Experiencing Childhood Trauma Affects Adult Rejection
Warning: Trigger Alert
The more you get rejected, the better you get at handling it.
~ Richard Phu, Dating Coach
That is a quote I posted on my Facebook Wingmam page. I noted that when I was in real estate sales I got rejected “a shit tonne.” An astute woman reminded me that business rejection and love rejection feel quite different, especially for those of us who suffer with fragile self-esteem from childhood trauma.
In business, we can brush off the brush offs by believing our product, service or knowledge simply isn’t required. But when it comes to romantic rejection, fuck, that sucks. We take it personally because it is personal. And, yes, I have been romantically rejected!
By why should it affect us?
Logic would tell us that we’re simply not the right match, it’s the wrong timing or the rejector doesn’t know what they’re missing out on. All possible truths! Regardless, for those with self-worth struggles, rejection hurts.
Ultimately, we don’t feel good enough because all of those shitty things that happened to us growing up, and sometimes growing old, have left a scar. The scar of feeling “not good enough.”
I understand. I empathize.
Trigger Zone …

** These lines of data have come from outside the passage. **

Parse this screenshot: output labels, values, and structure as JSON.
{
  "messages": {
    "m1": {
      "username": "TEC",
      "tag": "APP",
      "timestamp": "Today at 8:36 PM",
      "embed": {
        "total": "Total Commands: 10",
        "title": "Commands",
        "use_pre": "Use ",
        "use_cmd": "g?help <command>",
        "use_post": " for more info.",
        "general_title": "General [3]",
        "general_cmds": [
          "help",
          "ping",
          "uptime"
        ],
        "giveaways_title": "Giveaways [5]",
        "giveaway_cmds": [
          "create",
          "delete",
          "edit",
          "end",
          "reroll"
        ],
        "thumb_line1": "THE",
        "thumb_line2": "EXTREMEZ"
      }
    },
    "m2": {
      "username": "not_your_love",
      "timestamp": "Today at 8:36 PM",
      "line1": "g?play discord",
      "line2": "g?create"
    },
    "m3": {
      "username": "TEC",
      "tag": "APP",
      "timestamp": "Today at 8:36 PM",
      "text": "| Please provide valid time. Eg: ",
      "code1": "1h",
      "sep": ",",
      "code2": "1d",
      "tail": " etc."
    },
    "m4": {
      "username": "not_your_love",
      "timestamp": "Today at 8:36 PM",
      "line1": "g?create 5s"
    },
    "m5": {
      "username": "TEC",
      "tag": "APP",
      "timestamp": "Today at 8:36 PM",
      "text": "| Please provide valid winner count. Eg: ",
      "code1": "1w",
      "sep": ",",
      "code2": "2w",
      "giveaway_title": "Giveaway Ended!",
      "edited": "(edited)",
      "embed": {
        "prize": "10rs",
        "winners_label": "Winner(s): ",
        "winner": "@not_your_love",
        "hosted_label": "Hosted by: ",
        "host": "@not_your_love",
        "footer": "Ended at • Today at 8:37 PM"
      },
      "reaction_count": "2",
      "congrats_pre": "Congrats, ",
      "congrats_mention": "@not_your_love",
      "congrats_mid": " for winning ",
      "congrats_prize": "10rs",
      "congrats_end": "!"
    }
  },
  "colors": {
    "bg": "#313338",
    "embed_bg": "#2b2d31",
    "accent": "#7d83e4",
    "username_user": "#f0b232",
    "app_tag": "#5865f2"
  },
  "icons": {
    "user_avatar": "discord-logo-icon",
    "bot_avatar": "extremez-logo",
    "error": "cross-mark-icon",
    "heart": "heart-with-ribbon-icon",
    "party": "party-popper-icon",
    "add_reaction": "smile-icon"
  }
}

It took me a long time to get over the feeling of shame of physical, sexual and emotional abuse from various adults in my single digit years, abandonment from my dad’s death when I was 12 years old, and worthlessness when my mom was suicidal thereafter. All this before I had a driver’s licence.

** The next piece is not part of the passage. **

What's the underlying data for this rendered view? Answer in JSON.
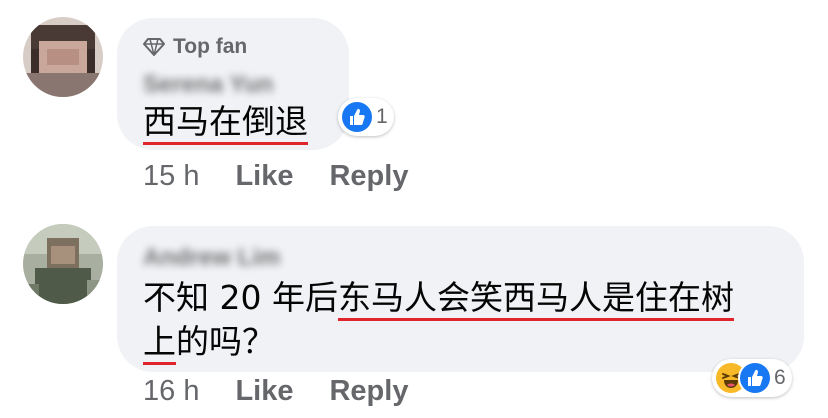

Other traumas happened in adulthood. I’ll save you the queasies, but they were equally as awful, and in my mid-20s, I thought suicide was my best option.

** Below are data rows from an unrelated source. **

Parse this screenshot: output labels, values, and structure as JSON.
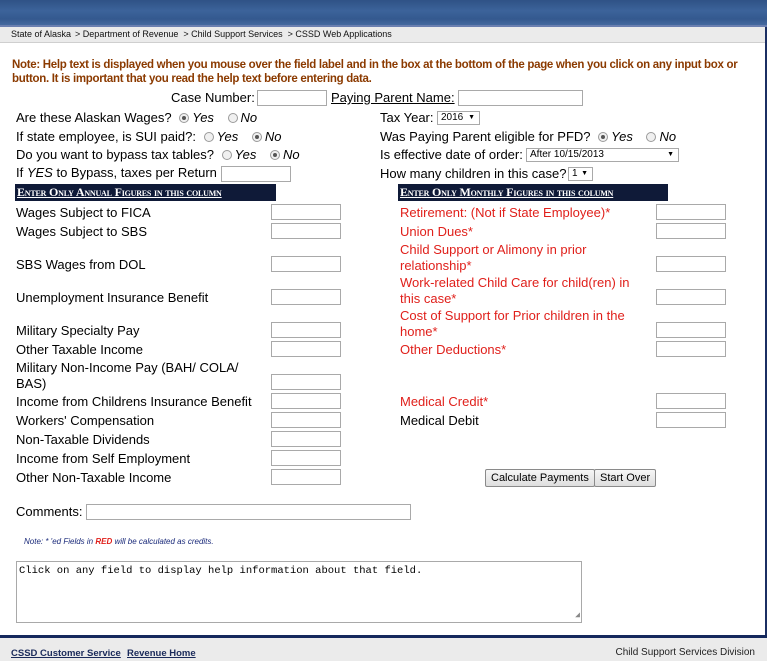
{
  "breadcrumb": [
    "State of Alaska",
    "> Department of Revenue",
    "> Child Support Services",
    "> CSSD Web Applications"
  ],
  "note": "Note: Help text is displayed when you mouse over the field label and in the box at the bottom of the page when you click on any input box or button. It is important that you read the help text before entering data.",
  "case": {
    "case_number_label": "Case Number:",
    "case_number_value": "",
    "paying_parent_label": "Paying Parent Name:",
    "paying_parent_value": ""
  },
  "questions_left": [
    {
      "label": "Are these Alaskan Wages?",
      "options": [
        "Yes",
        "No"
      ],
      "selected": "Yes"
    },
    {
      "label": "If state employee, is SUI paid?:",
      "options": [
        "Yes",
        "No"
      ],
      "selected": "No"
    },
    {
      "label": "Do you want to bypass tax tables?",
      "options": [
        "Yes",
        "No"
      ],
      "selected": "No"
    }
  ],
  "bypass": {
    "prefix": "If ",
    "emph": "YES",
    "suffix": " to Bypass, taxes per Return",
    "value": ""
  },
  "questions_right": {
    "tax_year_label": "Tax Year:",
    "tax_year_value": "2016",
    "pfd_label": "Was Paying Parent eligible for PFD?",
    "pfd_options": [
      "Yes",
      "No"
    ],
    "pfd_selected": "Yes",
    "effective_date_label": "Is effective date of order:",
    "effective_date_value": "After 10/15/2013",
    "children_label": "How many children in this case?",
    "children_value": "1"
  },
  "annual_column": {
    "heading": "Enter Only Annual Figures in this column",
    "fields": [
      {
        "label": "Wages Subject to FICA",
        "value": ""
      },
      {
        "label": "Wages Subject to SBS",
        "value": ""
      },
      {
        "label": "SBS Wages from DOL",
        "value": ""
      },
      {
        "label": "Unemployment Insurance Benefit",
        "value": ""
      },
      {
        "label": "Military Specialty Pay",
        "value": ""
      },
      {
        "label": "Other Taxable Income",
        "value": ""
      },
      {
        "label": "Military Non-Income Pay (BAH/ COLA/ BAS)",
        "value": ""
      },
      {
        "label": "Income from Childrens Insurance Benefit",
        "value": ""
      },
      {
        "label": "Workers' Compensation",
        "value": ""
      },
      {
        "label": "Non-Taxable Dividends",
        "value": ""
      },
      {
        "label": "Income from Self Employment",
        "value": ""
      },
      {
        "label": "Other Non-Taxable Income",
        "value": ""
      }
    ]
  },
  "monthly_column": {
    "heading": "Enter Only Monthly Figures in this column",
    "fields": [
      {
        "label": "Retirement: (Not if State Employee)*",
        "credit": true,
        "value": ""
      },
      {
        "label": "Union Dues*",
        "credit": true,
        "value": ""
      },
      {
        "label": "Child Support or Alimony in prior relationship*",
        "credit": true,
        "value": ""
      },
      {
        "label": "Work-related Child Care for child(ren) in this case*",
        "credit": true,
        "value": ""
      },
      {
        "label": "Cost of Support for Prior children in the home*",
        "credit": true,
        "value": ""
      },
      {
        "label": "Other Deductions*",
        "credit": true,
        "value": ""
      },
      {
        "label": "Medical Credit*",
        "credit": true,
        "value": ""
      },
      {
        "label": "Medical Debit",
        "credit": false,
        "value": ""
      }
    ]
  },
  "buttons": {
    "calculate": "Calculate Payments",
    "start_over": "Start Over"
  },
  "comments": {
    "label": "Comments:",
    "value": ""
  },
  "credits_note": {
    "prefix": "Note: * 'ed Fields in ",
    "red": "RED",
    "suffix": " will be calculated as credits."
  },
  "help_box": "Click on any field to display help information about that field.",
  "footer": {
    "links": [
      "CSSD Customer Service",
      "Revenue Home"
    ],
    "division": "Child Support Services Division"
  },
  "colors": {
    "note": "#8b3a00",
    "credit_red": "#e0201b",
    "navy": "#0f1a38"
  }
}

I went from barely surviving to thriving—but it didn’t happen overnight.
Nope, there were many messed-up years in numerous relationships with reacting and raging and having ridiculous fits and wondering if I was ever going to feel safe in life, never mind mentally healthy or … (crazy thought) happy.
In childhood, when people who we trust and/or love treat us poorly, or worse than poorly, we subconsciously create stories about why that is. And since we’re taught that adults are authority—parents, extended family, family friends, teachers, preachers—when they do terrible things to us, we automatically assume we are to blame. Thus begins the belief of not being good enough.
When we establish a belief system, we look for and only see the evidence that supports that belief.
We wind up in relationships—romantic or not—with people who feel familiar and who often have the good and bad qualities of those early authority figures who made the biggest impact on us. When that impact was traumatic, we choose poorly.
We are attracted to what is familiar, not to what is healthy.
The 5 Basic Steps to Get Over Childhood Trauma (and Adult Rejection)
- Awareness. Realizing we are kinda fucked up.
- Acceptance. Taking responsibility for becoming un-fucked up.
- A plan. Having a map that leads to Un-Fuckedup Ville.
- Action. Taking the steps to get there.
- Acknowledgement. We are doing the best we can and that’s ok.
Fucked up = Not feeling worthy or good enough.
A belief is a series of thoughts and thoughts can be changed. Therefore, change your thoughts = change your feelings = change your beliefs = change your actions = change your outcome (aka reaction to rejection)
I ain’t going to fib; it’s simple but not easy. Just like exercising, eating healthy, not binge drinking, getting to work on time to a job we loathe or whatever. We do those things because the outcome of not doing them is worse. They are “must-dos.”
So, if we want to say, “Fuck you, rejection,” or better yet not even care, then we must make feeling worthy a must-do.
Half of my WakeUP2Luv course is about how to be sexy, and the underlying goal is getting to a place of feeling worthy. Feelings = actions = outcome.
I won’t go over the entire 4-week self-study course—four modules plus weekly and daily homework—but this is a fundamental tidbit:
Everything we think or say is an affirmation. Choose carefully.
Now you’re aware of what’s possible—self-worth. You can choose to accept taking responsibility for your thoughts, or not; you can develop a plan on how to change your thought habits; you can take action by following your plan; and you can acknowledge that as long as you’re trying, you’re progressing.
Happiness is found in progressing more than in actually arriving at the destination.
I know from personal experience! That’s not to say I think that I’m perfect. I don’t, and I don’t need to. But I am good enough, and that’s good enough for me.
Takeaway from Childhood Trauma Affects Adult Rejection:
- Whatever we think, say or do, if we want to feel good enough to shrug off rejection, start by asking, “What would my best, most loveable self need to believe is true about me to feel good enough right now?” Start there and self-talk yourself into self-worth. #WakeUP2Luv
Disclaimer: I’m not a shrink. Nope, just a formerly fucked-up gal who figured out how to love herself and feel good enough—pretty damn good, great even.
What do you do to build yourself up? Give us your tips in the comments! #JustTheTip